- THE TASK:
All that is required is the number of lines in this listing that hold "username".

[MATERIAL FOR THIS TASK Boundary: Start]

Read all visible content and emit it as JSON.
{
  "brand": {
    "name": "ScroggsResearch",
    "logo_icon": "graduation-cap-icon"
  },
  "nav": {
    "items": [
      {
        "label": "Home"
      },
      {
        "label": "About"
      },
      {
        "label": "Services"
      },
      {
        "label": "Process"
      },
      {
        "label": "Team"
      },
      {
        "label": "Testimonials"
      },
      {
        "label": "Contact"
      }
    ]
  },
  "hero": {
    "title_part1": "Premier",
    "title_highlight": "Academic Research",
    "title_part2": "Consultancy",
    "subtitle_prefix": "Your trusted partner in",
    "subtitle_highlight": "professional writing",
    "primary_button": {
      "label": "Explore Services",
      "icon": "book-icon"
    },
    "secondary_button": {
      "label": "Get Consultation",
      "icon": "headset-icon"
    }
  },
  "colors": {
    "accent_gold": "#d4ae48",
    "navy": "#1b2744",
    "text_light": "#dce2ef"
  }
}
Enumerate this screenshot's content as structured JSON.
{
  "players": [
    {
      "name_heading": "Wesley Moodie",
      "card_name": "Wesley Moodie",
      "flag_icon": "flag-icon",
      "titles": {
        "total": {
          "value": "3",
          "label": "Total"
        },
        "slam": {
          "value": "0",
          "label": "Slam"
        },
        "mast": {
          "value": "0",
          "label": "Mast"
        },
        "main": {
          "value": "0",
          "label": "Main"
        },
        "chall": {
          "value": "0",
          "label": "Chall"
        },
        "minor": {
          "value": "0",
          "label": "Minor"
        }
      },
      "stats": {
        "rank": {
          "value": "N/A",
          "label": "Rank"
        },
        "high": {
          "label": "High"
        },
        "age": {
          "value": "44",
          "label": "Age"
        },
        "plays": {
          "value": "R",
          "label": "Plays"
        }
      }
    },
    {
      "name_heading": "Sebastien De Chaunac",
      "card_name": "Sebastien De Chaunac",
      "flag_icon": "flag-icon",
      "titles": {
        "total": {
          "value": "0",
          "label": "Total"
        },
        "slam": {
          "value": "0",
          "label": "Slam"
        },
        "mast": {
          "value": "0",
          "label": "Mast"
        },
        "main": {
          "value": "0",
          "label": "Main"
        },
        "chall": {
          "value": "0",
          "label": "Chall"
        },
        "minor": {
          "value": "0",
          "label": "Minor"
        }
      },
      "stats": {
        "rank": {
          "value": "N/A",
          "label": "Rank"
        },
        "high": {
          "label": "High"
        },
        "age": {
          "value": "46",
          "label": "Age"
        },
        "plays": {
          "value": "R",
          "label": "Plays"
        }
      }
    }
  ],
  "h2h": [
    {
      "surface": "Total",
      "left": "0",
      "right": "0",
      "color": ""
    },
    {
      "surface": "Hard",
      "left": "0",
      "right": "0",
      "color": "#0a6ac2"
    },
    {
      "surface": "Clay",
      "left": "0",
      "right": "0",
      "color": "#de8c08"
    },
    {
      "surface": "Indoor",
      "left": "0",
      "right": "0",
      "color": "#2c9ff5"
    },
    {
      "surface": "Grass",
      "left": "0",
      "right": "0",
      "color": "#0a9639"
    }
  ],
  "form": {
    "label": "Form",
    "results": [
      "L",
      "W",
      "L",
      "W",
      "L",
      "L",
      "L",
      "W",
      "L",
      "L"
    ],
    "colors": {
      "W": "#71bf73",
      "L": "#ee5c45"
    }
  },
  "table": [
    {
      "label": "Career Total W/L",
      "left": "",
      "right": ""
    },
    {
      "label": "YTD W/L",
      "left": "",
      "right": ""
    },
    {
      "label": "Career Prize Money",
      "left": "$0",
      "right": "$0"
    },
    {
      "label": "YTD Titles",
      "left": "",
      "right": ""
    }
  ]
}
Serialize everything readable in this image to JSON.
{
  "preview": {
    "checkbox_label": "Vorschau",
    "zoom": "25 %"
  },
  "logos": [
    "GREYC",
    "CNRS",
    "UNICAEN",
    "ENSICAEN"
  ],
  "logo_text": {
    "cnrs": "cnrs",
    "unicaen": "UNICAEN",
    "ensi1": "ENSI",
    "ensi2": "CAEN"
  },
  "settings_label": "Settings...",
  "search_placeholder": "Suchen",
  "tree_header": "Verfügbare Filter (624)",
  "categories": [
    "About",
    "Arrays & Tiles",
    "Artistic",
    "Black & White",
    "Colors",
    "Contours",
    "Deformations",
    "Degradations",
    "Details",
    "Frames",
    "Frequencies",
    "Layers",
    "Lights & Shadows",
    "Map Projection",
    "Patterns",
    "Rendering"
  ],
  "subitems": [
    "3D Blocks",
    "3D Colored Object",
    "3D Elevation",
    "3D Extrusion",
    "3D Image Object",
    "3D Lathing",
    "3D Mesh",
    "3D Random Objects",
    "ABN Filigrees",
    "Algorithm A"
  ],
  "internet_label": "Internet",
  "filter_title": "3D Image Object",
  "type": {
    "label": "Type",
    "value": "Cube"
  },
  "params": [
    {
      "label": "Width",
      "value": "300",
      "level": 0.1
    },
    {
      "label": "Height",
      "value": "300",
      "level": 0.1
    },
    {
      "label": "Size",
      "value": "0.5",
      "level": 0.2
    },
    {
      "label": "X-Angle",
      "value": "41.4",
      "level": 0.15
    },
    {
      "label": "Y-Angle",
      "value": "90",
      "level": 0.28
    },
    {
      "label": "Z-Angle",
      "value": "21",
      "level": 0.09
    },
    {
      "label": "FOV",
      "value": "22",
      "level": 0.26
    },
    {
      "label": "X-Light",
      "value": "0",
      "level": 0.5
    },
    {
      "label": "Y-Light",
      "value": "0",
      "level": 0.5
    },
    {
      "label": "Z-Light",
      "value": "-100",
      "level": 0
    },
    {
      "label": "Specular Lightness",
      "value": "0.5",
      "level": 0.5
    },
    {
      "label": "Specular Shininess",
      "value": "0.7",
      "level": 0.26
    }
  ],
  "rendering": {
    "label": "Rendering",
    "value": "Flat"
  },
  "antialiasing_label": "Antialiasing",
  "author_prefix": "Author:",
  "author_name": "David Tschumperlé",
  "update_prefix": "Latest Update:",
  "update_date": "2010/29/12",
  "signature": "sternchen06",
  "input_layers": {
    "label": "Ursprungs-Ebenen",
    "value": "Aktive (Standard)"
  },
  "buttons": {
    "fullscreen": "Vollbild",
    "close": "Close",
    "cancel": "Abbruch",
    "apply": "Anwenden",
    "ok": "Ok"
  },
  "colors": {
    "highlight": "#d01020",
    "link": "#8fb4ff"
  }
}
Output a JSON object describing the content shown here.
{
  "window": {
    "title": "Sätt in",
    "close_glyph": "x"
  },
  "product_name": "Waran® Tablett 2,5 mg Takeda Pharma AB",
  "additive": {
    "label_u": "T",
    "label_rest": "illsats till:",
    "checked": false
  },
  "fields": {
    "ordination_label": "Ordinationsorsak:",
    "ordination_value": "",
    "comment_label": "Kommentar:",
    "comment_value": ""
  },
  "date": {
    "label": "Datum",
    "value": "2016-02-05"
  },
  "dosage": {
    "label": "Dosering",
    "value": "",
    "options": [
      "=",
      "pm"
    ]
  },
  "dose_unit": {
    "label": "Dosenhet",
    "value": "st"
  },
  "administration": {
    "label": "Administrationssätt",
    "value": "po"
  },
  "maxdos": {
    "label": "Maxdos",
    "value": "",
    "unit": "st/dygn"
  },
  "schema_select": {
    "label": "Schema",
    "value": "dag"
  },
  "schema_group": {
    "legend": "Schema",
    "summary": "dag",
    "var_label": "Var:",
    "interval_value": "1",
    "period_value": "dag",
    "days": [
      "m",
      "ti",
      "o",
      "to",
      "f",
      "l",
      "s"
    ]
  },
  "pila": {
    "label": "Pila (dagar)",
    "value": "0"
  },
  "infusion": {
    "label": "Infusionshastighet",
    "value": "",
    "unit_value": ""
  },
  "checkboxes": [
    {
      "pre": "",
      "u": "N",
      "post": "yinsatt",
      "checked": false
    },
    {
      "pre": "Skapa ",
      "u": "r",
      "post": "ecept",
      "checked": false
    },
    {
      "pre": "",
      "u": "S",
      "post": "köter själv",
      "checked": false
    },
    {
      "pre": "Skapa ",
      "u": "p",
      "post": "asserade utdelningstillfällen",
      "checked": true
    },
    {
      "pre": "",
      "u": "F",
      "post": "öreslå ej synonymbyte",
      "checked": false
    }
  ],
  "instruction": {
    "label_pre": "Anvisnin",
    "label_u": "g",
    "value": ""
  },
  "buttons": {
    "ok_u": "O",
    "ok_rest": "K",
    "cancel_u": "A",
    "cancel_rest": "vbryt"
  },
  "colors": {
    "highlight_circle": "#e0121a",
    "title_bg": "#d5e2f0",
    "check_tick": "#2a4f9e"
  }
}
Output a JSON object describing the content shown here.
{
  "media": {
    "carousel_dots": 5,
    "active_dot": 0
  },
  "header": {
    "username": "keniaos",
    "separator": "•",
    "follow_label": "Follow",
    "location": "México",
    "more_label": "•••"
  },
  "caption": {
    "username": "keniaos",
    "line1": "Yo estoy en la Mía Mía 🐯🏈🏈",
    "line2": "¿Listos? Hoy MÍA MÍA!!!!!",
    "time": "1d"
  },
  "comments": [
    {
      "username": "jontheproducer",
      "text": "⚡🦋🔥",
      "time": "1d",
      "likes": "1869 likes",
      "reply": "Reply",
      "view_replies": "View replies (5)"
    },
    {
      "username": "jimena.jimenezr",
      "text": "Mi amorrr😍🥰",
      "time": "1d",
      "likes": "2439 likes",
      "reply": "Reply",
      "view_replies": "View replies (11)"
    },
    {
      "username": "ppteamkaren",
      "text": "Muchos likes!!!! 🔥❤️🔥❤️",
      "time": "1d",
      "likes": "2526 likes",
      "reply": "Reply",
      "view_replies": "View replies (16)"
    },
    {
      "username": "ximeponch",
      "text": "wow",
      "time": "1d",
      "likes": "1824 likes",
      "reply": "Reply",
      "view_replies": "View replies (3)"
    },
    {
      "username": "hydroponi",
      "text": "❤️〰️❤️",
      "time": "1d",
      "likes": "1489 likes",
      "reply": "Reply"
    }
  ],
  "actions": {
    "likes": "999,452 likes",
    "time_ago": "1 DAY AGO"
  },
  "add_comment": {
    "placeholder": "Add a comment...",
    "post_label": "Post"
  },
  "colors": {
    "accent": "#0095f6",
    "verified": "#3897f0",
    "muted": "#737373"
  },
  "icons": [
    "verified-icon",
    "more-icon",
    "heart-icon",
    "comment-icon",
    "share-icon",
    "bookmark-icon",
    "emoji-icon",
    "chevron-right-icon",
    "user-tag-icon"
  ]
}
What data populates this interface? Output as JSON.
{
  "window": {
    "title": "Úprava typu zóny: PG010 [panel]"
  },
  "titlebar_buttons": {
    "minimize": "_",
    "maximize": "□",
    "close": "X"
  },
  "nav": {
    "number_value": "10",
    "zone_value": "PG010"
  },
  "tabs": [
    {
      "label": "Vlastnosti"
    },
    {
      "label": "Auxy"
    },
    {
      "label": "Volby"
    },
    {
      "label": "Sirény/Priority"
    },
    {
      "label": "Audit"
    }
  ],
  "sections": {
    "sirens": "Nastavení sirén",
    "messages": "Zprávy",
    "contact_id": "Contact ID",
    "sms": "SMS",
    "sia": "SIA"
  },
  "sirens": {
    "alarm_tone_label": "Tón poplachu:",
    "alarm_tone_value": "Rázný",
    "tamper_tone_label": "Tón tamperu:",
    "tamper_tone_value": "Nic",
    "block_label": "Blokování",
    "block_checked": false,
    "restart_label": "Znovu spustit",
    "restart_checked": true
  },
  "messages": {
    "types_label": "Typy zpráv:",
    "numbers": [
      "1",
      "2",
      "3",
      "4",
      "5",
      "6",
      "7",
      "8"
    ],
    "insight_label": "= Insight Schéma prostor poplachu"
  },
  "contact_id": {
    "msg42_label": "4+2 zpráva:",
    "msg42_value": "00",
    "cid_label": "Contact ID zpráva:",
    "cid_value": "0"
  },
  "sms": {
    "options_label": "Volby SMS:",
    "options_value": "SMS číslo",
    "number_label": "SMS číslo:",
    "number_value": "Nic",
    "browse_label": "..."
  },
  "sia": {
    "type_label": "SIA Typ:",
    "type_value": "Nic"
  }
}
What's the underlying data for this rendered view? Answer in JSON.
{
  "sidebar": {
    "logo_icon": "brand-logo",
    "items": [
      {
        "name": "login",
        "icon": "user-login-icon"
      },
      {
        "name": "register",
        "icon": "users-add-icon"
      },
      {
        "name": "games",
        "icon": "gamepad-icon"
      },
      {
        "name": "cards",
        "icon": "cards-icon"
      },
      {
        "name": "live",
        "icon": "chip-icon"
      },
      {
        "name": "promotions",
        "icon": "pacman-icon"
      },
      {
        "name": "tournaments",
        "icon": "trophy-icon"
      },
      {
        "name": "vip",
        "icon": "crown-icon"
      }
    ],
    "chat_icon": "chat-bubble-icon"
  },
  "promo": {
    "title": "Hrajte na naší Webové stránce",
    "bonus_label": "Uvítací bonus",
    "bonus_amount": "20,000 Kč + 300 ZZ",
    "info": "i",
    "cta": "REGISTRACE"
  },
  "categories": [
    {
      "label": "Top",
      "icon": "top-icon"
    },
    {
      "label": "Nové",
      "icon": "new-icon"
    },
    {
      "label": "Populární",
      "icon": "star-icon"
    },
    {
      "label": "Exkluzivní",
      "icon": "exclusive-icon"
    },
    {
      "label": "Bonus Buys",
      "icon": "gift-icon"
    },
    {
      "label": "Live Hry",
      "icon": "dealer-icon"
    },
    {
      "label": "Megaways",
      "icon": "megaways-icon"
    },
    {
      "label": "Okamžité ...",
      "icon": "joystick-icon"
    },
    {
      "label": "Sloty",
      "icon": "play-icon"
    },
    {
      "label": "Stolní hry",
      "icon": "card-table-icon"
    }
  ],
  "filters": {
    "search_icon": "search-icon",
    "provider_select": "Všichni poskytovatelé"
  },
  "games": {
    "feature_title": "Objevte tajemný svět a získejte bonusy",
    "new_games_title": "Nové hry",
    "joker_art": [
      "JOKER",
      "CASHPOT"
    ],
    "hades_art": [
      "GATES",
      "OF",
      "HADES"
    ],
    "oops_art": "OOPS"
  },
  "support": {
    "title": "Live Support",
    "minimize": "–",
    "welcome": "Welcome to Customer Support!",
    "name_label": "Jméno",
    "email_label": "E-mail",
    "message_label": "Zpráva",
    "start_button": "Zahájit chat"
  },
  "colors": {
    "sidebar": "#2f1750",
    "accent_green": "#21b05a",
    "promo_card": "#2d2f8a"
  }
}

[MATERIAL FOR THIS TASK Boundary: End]

- PROBLEM SOLUTION:
7